Matt thinks Kunisada was a fascinating artist, an under-recognized master of the Japanese ukiyo-e genre. The history of the ukiyo-e prints includes some great artists: Harunobu, Hokusai, Hiroshige, Utamaro, Kuniyoshi, Yoshitoshi, but in Matt's view the biggest mountain of them all, Kunisada, remains largely unexplored by scholars. Perhaps the scale of his work and output was just too big for scholars, dealers, and collectors to explore (over 30,000 print designs compared to Hokusai's 1800).
The Wikipedia entry on Kunisada reads:
"Utagawa Kunisada (Japanese: 歌川 国貞; also known as Utagawa Toyokuni III (三代歌川豊国); 1786 – 12 January 1865) was the most popular, prolific and financially successful designer of ukiyo-e woodblock prints in 19th-century Japan. In his own time, his reputation far exceeded that of his contemporaries, Hokusai, Hiroshige and Kuniyoshi."
There are several prominent scholars in the field working to change this but market forces haven't caught up.
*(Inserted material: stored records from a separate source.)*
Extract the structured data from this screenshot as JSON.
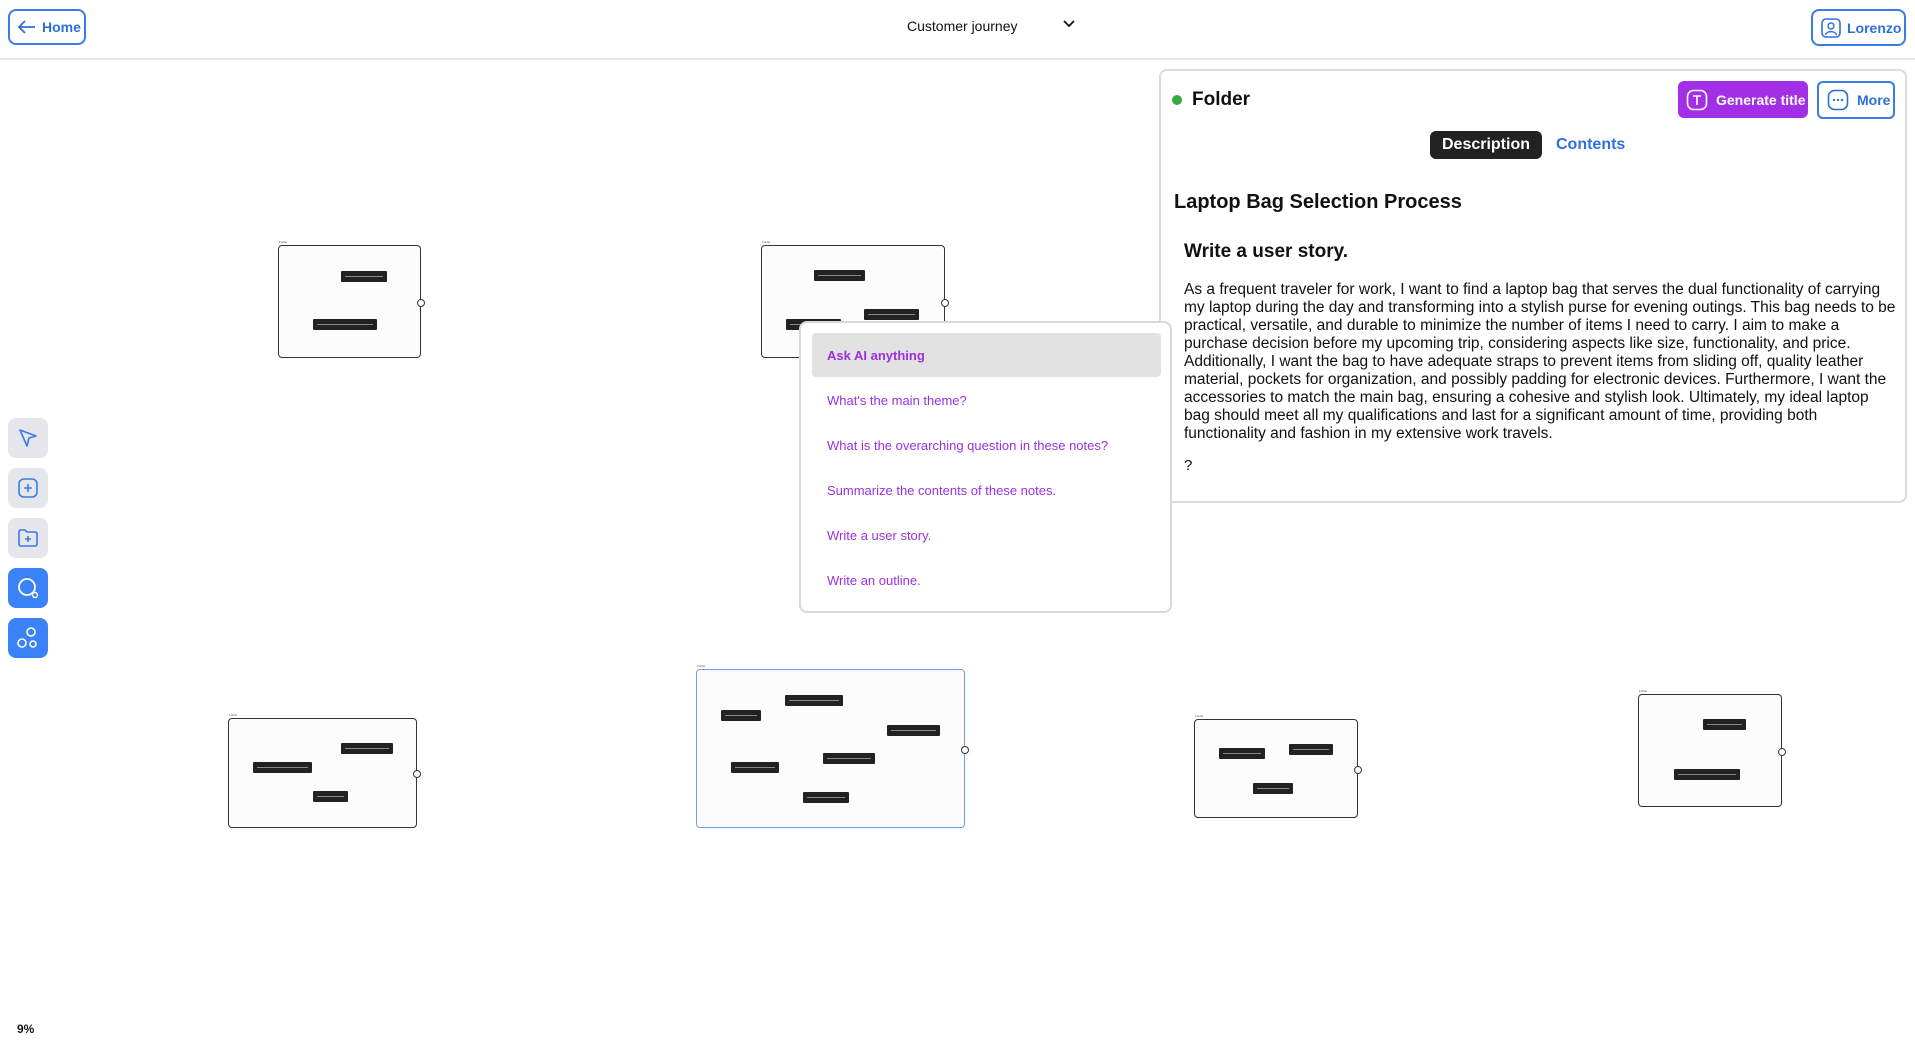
{
  "header": {
    "home_label": "Home",
    "doc_title": "Customer journey",
    "user_name": "Lorenzo"
  },
  "toolbar": {
    "tools": [
      "pointer-icon",
      "add-note-icon",
      "add-folder-icon",
      "search-icon",
      "ai-network-icon"
    ],
    "zoom_label": "9%"
  },
  "ai_menu": {
    "items": [
      "Ask AI anything",
      "What's the main theme?",
      "What is the overarching question in these notes?",
      "Summarize the contents of these notes.",
      "Write a user story.",
      "Write an outline."
    ]
  },
  "panel": {
    "type_label": "Folder",
    "generate_label": "Generate title",
    "more_label": "More",
    "tabs": {
      "description": "Description",
      "contents": "Contents"
    },
    "title": "Laptop Bag Selection Process",
    "heading": "Write a user story.",
    "body": "As a frequent traveler for work, I want to find a laptop bag that serves the dual functionality of carrying my laptop during the day and transforming into a stylish purse for evening outings. This bag needs to be practical, versatile, and durable to minimize the number of items I need to carry. I aim to make a purchase decision before my upcoming trip, considering aspects like size, functionality, and price. Additionally, I want the bag to have adequate straps to prevent items from sliding off, quality leather material, pockets for organization, and possibly padding for electronic devices. Furthermore, I want the accessories to match the main bag, ensuring a cohesive and stylish look. Ultimately, my ideal laptop bag should meet all my qualifications and last for a significant amount of time, providing both functionality and fashion in my extensive work travels.",
    "trailing": "?",
    "status_color": "#39a845",
    "accent_color": "#a22fe6",
    "link_color": "#2f6fdc"
  }
}
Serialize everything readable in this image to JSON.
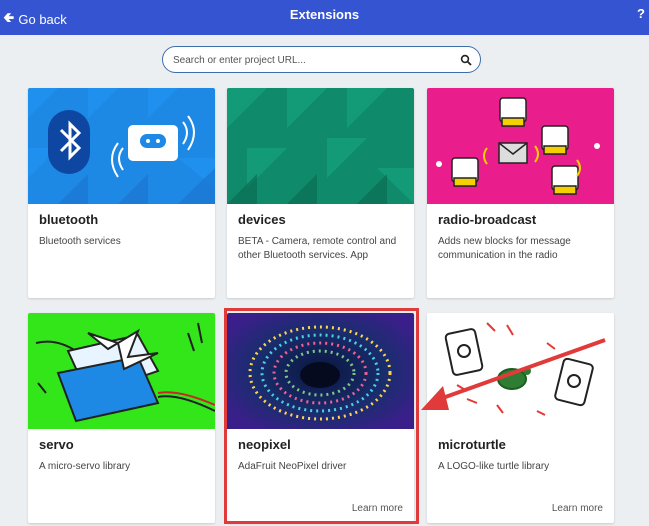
{
  "header": {
    "back_label": "Go back",
    "title": "Extensions",
    "help_label": "?"
  },
  "search": {
    "placeholder": "Search or enter project URL..."
  },
  "cards": [
    {
      "name": "bluetooth",
      "description": "Bluetooth services",
      "learn_more": ""
    },
    {
      "name": "devices",
      "description": "BETA - Camera, remote control and other Bluetooth services. App",
      "learn_more": ""
    },
    {
      "name": "radio-broadcast",
      "description": "Adds new blocks for message communication in the radio",
      "learn_more": ""
    },
    {
      "name": "servo",
      "description": "A micro-servo library",
      "learn_more": ""
    },
    {
      "name": "neopixel",
      "description": "AdaFruit NeoPixel driver",
      "learn_more": "Learn more"
    },
    {
      "name": "microturtle",
      "description": "A LOGO-like turtle library",
      "learn_more": "Learn more"
    }
  ],
  "colors": {
    "header_bg": "#3454d1",
    "bluetooth_bg": "#1e88e5",
    "devices_bg": "#0f8a6a",
    "radio_bg": "#e91e8c",
    "servo_bg": "#33e61a",
    "annotation": "#e03a3a"
  }
}
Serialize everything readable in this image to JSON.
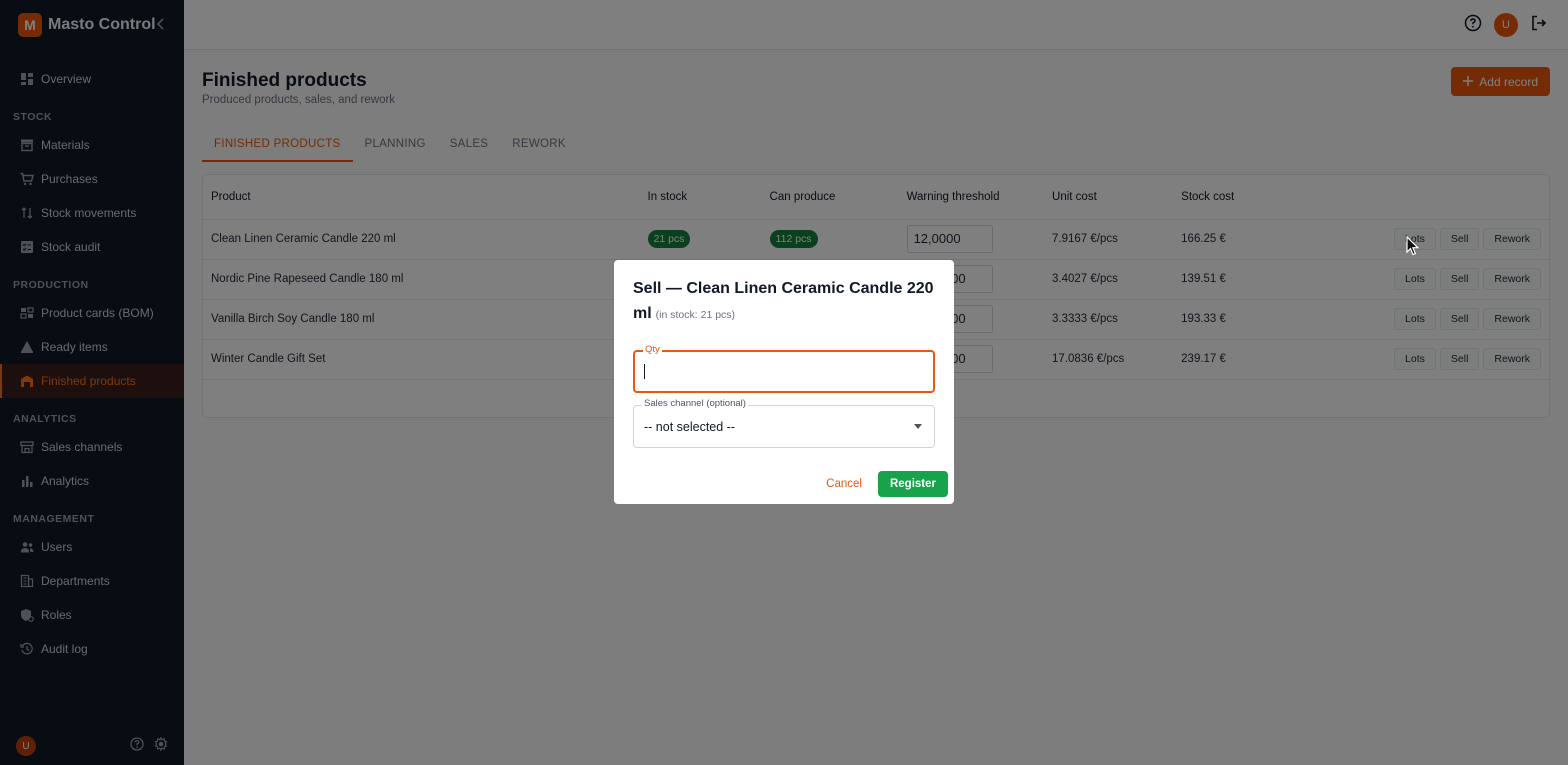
{
  "app": {
    "logo_letter": "M",
    "name": "Masto Control",
    "user_initial": "U"
  },
  "sidebar": {
    "items": [
      {
        "label": "Overview",
        "icon": "grid-icon"
      },
      {
        "section": "STOCK"
      },
      {
        "label": "Materials",
        "icon": "archive-icon"
      },
      {
        "label": "Purchases",
        "icon": "cart-icon"
      },
      {
        "label": "Stock movements",
        "icon": "arrows-icon"
      },
      {
        "label": "Stock audit",
        "icon": "checklist-icon"
      },
      {
        "section": "PRODUCTION"
      },
      {
        "label": "Product cards (BOM)",
        "icon": "cards-icon"
      },
      {
        "label": "Ready items",
        "icon": "flask-icon"
      },
      {
        "label": "Finished products",
        "icon": "warehouse-icon",
        "active": true
      },
      {
        "section": "ANALYTICS"
      },
      {
        "label": "Sales channels",
        "icon": "store-icon"
      },
      {
        "label": "Analytics",
        "icon": "bar-chart-icon"
      },
      {
        "section": "MANAGEMENT"
      },
      {
        "label": "Users",
        "icon": "users-icon"
      },
      {
        "label": "Departments",
        "icon": "building-icon"
      },
      {
        "label": "Roles",
        "icon": "shield-icon"
      },
      {
        "label": "Audit log",
        "icon": "history-icon"
      }
    ]
  },
  "page": {
    "title": "Finished products",
    "subtitle": "Produced products, sales, and rework",
    "add_label": "Add record",
    "tabs": [
      "FINISHED PRODUCTS",
      "PLANNING",
      "SALES",
      "REWORK"
    ],
    "active_tab": 0
  },
  "table": {
    "headers": [
      "Product",
      "In stock",
      "Can produce",
      "Warning threshold",
      "Unit cost",
      "Stock cost"
    ],
    "action_labels": {
      "lots": "Lots",
      "sell": "Sell",
      "rework": "Rework"
    },
    "rows": [
      {
        "product": "Clean Linen Ceramic Candle 220 ml",
        "in_stock": "21 pcs",
        "can_produce": "112 pcs",
        "threshold": "12,0000",
        "unit_cost": "7.9167 €/pcs",
        "stock_cost": "166.25 €"
      },
      {
        "product": "Nordic Pine Rapeseed Candle 180 ml",
        "in_stock": "",
        "can_produce": "",
        "threshold": "00",
        "unit_cost": "3.4027 €/pcs",
        "stock_cost": "139.51 €"
      },
      {
        "product": "Vanilla Birch Soy Candle 180 ml",
        "in_stock": "",
        "can_produce": "",
        "threshold": "000",
        "unit_cost": "3.3333 €/pcs",
        "stock_cost": "193.33 €"
      },
      {
        "product": "Winter Candle Gift Set",
        "in_stock": "",
        "can_produce": "",
        "threshold": "00",
        "unit_cost": "17.0836 €/pcs",
        "stock_cost": "239.17 €"
      }
    ]
  },
  "modal": {
    "title": "Sell — Clean Linen Ceramic Candle 220 ml",
    "stock_note": "(in stock: 21 pcs)",
    "qty_label": "Qty",
    "qty_value": "",
    "channel_label": "Sales channel (optional)",
    "channel_value": "-- not selected --",
    "cancel_label": "Cancel",
    "register_label": "Register"
  },
  "colors": {
    "accent": "#ea580c",
    "success": "#16a34a",
    "sidebar_bg": "#111827"
  }
}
Exceptionally fine examples of very great art that you can have hanging in your house for less of an investment than you would expect.